* [Problem statement]
Could the listing be repeated exactly, with every picture dropped?

* [Recorded data]
+ + + + + + +

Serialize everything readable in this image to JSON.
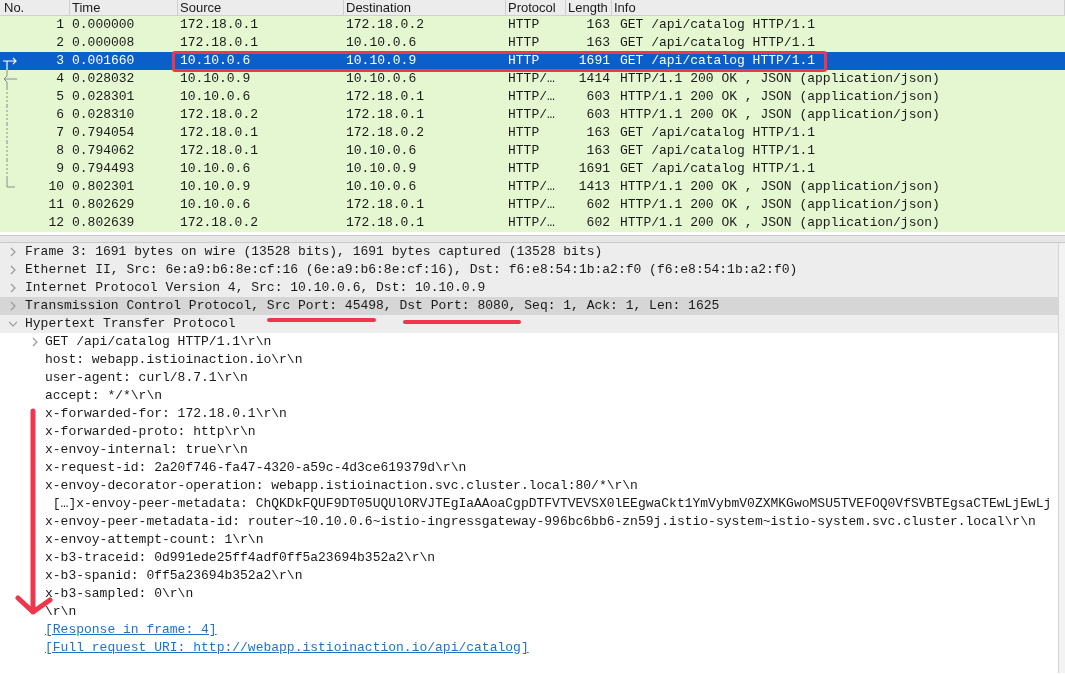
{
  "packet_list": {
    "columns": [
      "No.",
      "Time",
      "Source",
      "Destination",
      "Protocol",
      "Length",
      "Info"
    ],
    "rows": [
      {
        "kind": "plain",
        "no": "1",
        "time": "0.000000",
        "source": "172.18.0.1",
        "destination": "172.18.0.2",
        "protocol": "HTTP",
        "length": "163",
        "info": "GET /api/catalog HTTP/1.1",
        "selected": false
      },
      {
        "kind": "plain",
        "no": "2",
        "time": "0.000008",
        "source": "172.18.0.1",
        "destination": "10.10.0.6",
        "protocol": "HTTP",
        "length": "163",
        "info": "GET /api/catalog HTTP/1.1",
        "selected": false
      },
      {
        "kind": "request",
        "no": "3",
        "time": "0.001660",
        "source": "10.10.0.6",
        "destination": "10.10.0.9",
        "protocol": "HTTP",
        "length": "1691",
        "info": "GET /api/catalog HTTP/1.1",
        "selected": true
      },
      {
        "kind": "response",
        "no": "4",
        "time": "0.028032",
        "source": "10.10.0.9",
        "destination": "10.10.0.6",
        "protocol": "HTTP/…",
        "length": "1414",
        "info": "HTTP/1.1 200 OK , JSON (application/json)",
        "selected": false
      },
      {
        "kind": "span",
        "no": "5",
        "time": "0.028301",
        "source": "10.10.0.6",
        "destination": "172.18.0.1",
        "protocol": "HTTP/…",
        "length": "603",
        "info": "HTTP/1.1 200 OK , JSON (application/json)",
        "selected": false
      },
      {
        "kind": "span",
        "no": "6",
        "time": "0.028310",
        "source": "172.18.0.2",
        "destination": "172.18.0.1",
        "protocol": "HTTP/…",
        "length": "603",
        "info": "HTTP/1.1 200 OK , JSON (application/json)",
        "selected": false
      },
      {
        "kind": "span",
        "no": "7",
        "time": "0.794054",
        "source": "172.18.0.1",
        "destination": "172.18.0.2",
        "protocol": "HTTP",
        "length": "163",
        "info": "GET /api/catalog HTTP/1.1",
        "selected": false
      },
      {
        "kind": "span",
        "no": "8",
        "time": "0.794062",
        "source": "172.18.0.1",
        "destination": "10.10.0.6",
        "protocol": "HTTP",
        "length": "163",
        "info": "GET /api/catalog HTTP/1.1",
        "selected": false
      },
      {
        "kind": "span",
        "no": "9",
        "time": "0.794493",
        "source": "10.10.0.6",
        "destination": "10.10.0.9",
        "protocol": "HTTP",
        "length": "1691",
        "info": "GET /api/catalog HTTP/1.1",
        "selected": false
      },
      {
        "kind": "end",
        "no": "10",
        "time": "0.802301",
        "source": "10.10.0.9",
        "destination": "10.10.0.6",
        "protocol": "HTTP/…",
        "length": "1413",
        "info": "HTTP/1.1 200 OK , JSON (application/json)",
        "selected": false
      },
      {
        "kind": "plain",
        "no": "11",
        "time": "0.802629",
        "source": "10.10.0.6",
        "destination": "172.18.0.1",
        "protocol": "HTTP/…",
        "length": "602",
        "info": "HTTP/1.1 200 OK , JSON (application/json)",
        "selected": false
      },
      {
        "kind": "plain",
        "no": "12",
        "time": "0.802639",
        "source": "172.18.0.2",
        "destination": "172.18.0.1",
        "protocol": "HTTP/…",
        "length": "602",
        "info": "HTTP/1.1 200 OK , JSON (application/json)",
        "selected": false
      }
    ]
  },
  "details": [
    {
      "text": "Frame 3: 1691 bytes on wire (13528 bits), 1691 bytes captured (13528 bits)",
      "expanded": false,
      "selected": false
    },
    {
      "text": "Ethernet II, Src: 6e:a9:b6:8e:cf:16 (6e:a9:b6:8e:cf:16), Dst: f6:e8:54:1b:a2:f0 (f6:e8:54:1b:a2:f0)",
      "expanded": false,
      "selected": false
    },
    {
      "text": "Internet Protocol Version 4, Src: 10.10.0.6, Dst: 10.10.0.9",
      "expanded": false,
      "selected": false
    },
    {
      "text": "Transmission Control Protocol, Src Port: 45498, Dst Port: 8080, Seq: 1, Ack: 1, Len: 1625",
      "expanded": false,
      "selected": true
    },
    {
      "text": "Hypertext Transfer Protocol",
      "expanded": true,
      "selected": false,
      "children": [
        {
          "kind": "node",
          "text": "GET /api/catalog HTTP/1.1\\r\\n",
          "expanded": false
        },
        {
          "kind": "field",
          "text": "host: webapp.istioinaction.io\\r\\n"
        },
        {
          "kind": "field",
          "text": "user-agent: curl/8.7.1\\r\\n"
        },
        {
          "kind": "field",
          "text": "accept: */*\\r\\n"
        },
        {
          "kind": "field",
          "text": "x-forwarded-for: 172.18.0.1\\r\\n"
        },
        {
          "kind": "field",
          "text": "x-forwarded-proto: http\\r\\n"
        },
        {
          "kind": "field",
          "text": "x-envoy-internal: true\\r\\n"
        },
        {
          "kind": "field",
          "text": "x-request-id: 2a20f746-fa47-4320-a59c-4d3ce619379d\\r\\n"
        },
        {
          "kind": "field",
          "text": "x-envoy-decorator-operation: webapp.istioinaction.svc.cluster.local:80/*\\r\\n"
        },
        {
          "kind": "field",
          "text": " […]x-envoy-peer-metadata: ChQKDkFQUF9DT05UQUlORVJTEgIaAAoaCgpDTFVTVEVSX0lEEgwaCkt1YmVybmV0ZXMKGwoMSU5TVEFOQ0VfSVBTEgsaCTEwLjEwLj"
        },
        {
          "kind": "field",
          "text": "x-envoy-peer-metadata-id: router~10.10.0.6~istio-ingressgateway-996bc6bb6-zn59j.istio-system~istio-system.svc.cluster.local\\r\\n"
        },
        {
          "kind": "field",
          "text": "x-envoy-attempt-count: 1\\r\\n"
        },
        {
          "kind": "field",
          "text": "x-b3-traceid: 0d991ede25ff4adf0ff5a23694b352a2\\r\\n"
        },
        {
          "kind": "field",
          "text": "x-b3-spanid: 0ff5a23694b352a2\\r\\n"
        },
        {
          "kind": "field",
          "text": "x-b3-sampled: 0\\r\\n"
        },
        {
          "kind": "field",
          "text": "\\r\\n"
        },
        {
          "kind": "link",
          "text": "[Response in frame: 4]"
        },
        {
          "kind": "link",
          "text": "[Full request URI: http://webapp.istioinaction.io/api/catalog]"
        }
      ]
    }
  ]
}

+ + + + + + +

* [Your solution]
Serialize everything readable in this image to JSON.
{
  "packet_list": {
    "columns": [
      "No.",
      "Time",
      "Source",
      "Destination",
      "Protocol",
      "Length",
      "Info"
    ],
    "rows": [
      {
        "kind": "plain",
        "no": "1",
        "time": "0.000000",
        "source": "172.18.0.1",
        "destination": "172.18.0.2",
        "protocol": "HTTP",
        "length": "163",
        "info": "GET /api/catalog HTTP/1.1",
        "selected": false
      },
      {
        "kind": "plain",
        "no": "2",
        "time": "0.000008",
        "source": "172.18.0.1",
        "destination": "10.10.0.6",
        "protocol": "HTTP",
        "length": "163",
        "info": "GET /api/catalog HTTP/1.1",
        "selected": false
      },
      {
        "kind": "request",
        "no": "3",
        "time": "0.001660",
        "source": "10.10.0.6",
        "destination": "10.10.0.9",
        "protocol": "HTTP",
        "length": "1691",
        "info": "GET /api/catalog HTTP/1.1",
        "selected": true
      },
      {
        "kind": "response",
        "no": "4",
        "time": "0.028032",
        "source": "10.10.0.9",
        "destination": "10.10.0.6",
        "protocol": "HTTP/…",
        "length": "1414",
        "info": "HTTP/1.1 200 OK , JSON (application/json)",
        "selected": false
      },
      {
        "kind": "span",
        "no": "5",
        "time": "0.028301",
        "source": "10.10.0.6",
        "destination": "172.18.0.1",
        "protocol": "HTTP/…",
        "length": "603",
        "info": "HTTP/1.1 200 OK , JSON (application/json)",
        "selected": false
      },
      {
        "kind": "span",
        "no": "6",
        "time": "0.028310",
        "source": "172.18.0.2",
        "destination": "172.18.0.1",
        "protocol": "HTTP/…",
        "length": "603",
        "info": "HTTP/1.1 200 OK , JSON (application/json)",
        "selected": false
      },
      {
        "kind": "span",
        "no": "7",
        "time": "0.794054",
        "source": "172.18.0.1",
        "destination": "172.18.0.2",
        "protocol": "HTTP",
        "length": "163",
        "info": "GET /api/catalog HTTP/1.1",
        "selected": false
      },
      {
        "kind": "span",
        "no": "8",
        "time": "0.794062",
        "source": "172.18.0.1",
        "destination": "10.10.0.6",
        "protocol": "HTTP",
        "length": "163",
        "info": "GET /api/catalog HTTP/1.1",
        "selected": false
      },
      {
        "kind": "span",
        "no": "9",
        "time": "0.794493",
        "source": "10.10.0.6",
        "destination": "10.10.0.9",
        "protocol": "HTTP",
        "length": "1691",
        "info": "GET /api/catalog HTTP/1.1",
        "selected": false
      },
      {
        "kind": "end",
        "no": "10",
        "time": "0.802301",
        "source": "10.10.0.9",
        "destination": "10.10.0.6",
        "protocol": "HTTP/…",
        "length": "1413",
        "info": "HTTP/1.1 200 OK , JSON (application/json)",
        "selected": false
      },
      {
        "kind": "plain",
        "no": "11",
        "time": "0.802629",
        "source": "10.10.0.6",
        "destination": "172.18.0.1",
        "protocol": "HTTP/…",
        "length": "602",
        "info": "HTTP/1.1 200 OK , JSON (application/json)",
        "selected": false
      },
      {
        "kind": "plain",
        "no": "12",
        "time": "0.802639",
        "source": "172.18.0.2",
        "destination": "172.18.0.1",
        "protocol": "HTTP/…",
        "length": "602",
        "info": "HTTP/1.1 200 OK , JSON (application/json)",
        "selected": false
      }
    ]
  },
  "details": [
    {
      "text": "Frame 3: 1691 bytes on wire (13528 bits), 1691 bytes captured (13528 bits)",
      "expanded": false,
      "selected": false
    },
    {
      "text": "Ethernet II, Src: 6e:a9:b6:8e:cf:16 (6e:a9:b6:8e:cf:16), Dst: f6:e8:54:1b:a2:f0 (f6:e8:54:1b:a2:f0)",
      "expanded": false,
      "selected": false
    },
    {
      "text": "Internet Protocol Version 4, Src: 10.10.0.6, Dst: 10.10.0.9",
      "expanded": false,
      "selected": false
    },
    {
      "text": "Transmission Control Protocol, Src Port: 45498, Dst Port: 8080, Seq: 1, Ack: 1, Len: 1625",
      "expanded": false,
      "selected": true
    },
    {
      "text": "Hypertext Transfer Protocol",
      "expanded": true,
      "selected": false,
      "children": [
        {
          "kind": "node",
          "text": "GET /api/catalog HTTP/1.1\\r\\n",
          "expanded": false
        },
        {
          "kind": "field",
          "text": "host: webapp.istioinaction.io\\r\\n"
        },
        {
          "kind": "field",
          "text": "user-agent: curl/8.7.1\\r\\n"
        },
        {
          "kind": "field",
          "text": "accept: */*\\r\\n"
        },
        {
          "kind": "field",
          "text": "x-forwarded-for: 172.18.0.1\\r\\n"
        },
        {
          "kind": "field",
          "text": "x-forwarded-proto: http\\r\\n"
        },
        {
          "kind": "field",
          "text": "x-envoy-internal: true\\r\\n"
        },
        {
          "kind": "field",
          "text": "x-request-id: 2a20f746-fa47-4320-a59c-4d3ce619379d\\r\\n"
        },
        {
          "kind": "field",
          "text": "x-envoy-decorator-operation: webapp.istioinaction.svc.cluster.local:80/*\\r\\n"
        },
        {
          "kind": "field",
          "text": " […]x-envoy-peer-metadata: ChQKDkFQUF9DT05UQUlORVJTEgIaAAoaCgpDTFVTVEVSX0lEEgwaCkt1YmVybmV0ZXMKGwoMSU5TVEFOQ0VfSVBTEgsaCTEwLjEwLj"
        },
        {
          "kind": "field",
          "text": "x-envoy-peer-metadata-id: router~10.10.0.6~istio-ingressgateway-996bc6bb6-zn59j.istio-system~istio-system.svc.cluster.local\\r\\n"
        },
        {
          "kind": "field",
          "text": "x-envoy-attempt-count: 1\\r\\n"
        },
        {
          "kind": "field",
          "text": "x-b3-traceid: 0d991ede25ff4adf0ff5a23694b352a2\\r\\n"
        },
        {
          "kind": "field",
          "text": "x-b3-spanid: 0ff5a23694b352a2\\r\\n"
        },
        {
          "kind": "field",
          "text": "x-b3-sampled: 0\\r\\n"
        },
        {
          "kind": "field",
          "text": "\\r\\n"
        },
        {
          "kind": "link",
          "text": "[Response in frame: 4]"
        },
        {
          "kind": "link",
          "text": "[Full request URI: http://webapp.istioinaction.io/api/catalog]"
        }
      ]
    }
  ]
}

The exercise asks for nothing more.